and said rounded front edge of said opening is substantially semi-circular.

7. A horse shoe as claimed in claim 4 wherein:

said bottom and side walls are integrally formed;
said rubber sole is sponge rubber; and
said sole is attached to said bottom by rubberized glue and rivets.

8. A horse shoe as claimed in claim 7 and further comprising:

a hoof sock made of flexible polyurethane material reinforced by a mesh of threaded material having a cup shaped configuration with upstanding side walls to cover approximately the lower third of the hoof, so that said sock is interfitted between said hoof and the inside of said shoe.

9. A horse shoe as claimed in claim 4 and further comprising:

means on the front of said shoe to attach weights thereto.

10. A horse shoe as claimed in claim 9 wherein:

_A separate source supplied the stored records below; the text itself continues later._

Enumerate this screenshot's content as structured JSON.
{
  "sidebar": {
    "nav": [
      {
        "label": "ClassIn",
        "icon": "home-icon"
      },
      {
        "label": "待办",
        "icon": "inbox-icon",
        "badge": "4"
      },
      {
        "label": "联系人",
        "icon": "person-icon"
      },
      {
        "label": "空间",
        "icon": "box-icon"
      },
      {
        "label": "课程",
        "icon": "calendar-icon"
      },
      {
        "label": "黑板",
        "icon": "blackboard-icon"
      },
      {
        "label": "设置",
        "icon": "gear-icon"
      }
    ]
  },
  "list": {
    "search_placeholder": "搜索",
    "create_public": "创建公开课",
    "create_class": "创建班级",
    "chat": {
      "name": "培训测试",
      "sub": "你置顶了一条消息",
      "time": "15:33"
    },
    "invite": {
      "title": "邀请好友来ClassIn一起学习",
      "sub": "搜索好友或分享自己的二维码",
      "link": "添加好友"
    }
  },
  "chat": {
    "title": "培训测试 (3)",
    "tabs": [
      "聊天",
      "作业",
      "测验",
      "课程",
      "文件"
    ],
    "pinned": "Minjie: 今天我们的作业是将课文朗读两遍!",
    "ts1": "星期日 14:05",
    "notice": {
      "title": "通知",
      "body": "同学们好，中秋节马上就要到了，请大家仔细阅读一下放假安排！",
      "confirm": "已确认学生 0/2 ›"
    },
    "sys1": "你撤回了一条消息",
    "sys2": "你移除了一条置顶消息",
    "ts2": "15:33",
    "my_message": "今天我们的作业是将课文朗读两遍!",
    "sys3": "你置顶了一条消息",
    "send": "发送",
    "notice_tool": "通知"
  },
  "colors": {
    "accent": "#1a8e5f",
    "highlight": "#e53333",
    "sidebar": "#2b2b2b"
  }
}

said weight attaching means comprises a block member on the front of said shoe formed integrally therewith;
a stud bolt extending from said block;
plate like weights having holes therein to receive said stud; and
a retaining nut on the outer end of said stud bolt.
Referenced Cited
U.S. Patent Documents
1041959 October 1912 Casserleigh
1116326 November 1914 Powlowski et al.
1234747 July 1917 Frej
1262627 April 1918 Borcherts
3894585 July 1975 Baum
Patent History
Patent number: 4564071
Type: Grant
Filed: Oct 31, 1984
Date of Patent: Jan 14, 1986
Assignee: Barrett F. Kalb (Roseland, NJ)
Inventor: James M. Lee (South Orange, NJ)
Primary Examiner: Robert P. Swiatek
Law Firm: Holman & Stern
Application Number: 6/666,992
Current U.S. Class: Clamped Sections (168/19); Inclined Flange (168/20); Weights (168/25)
International Classification: A01L 300;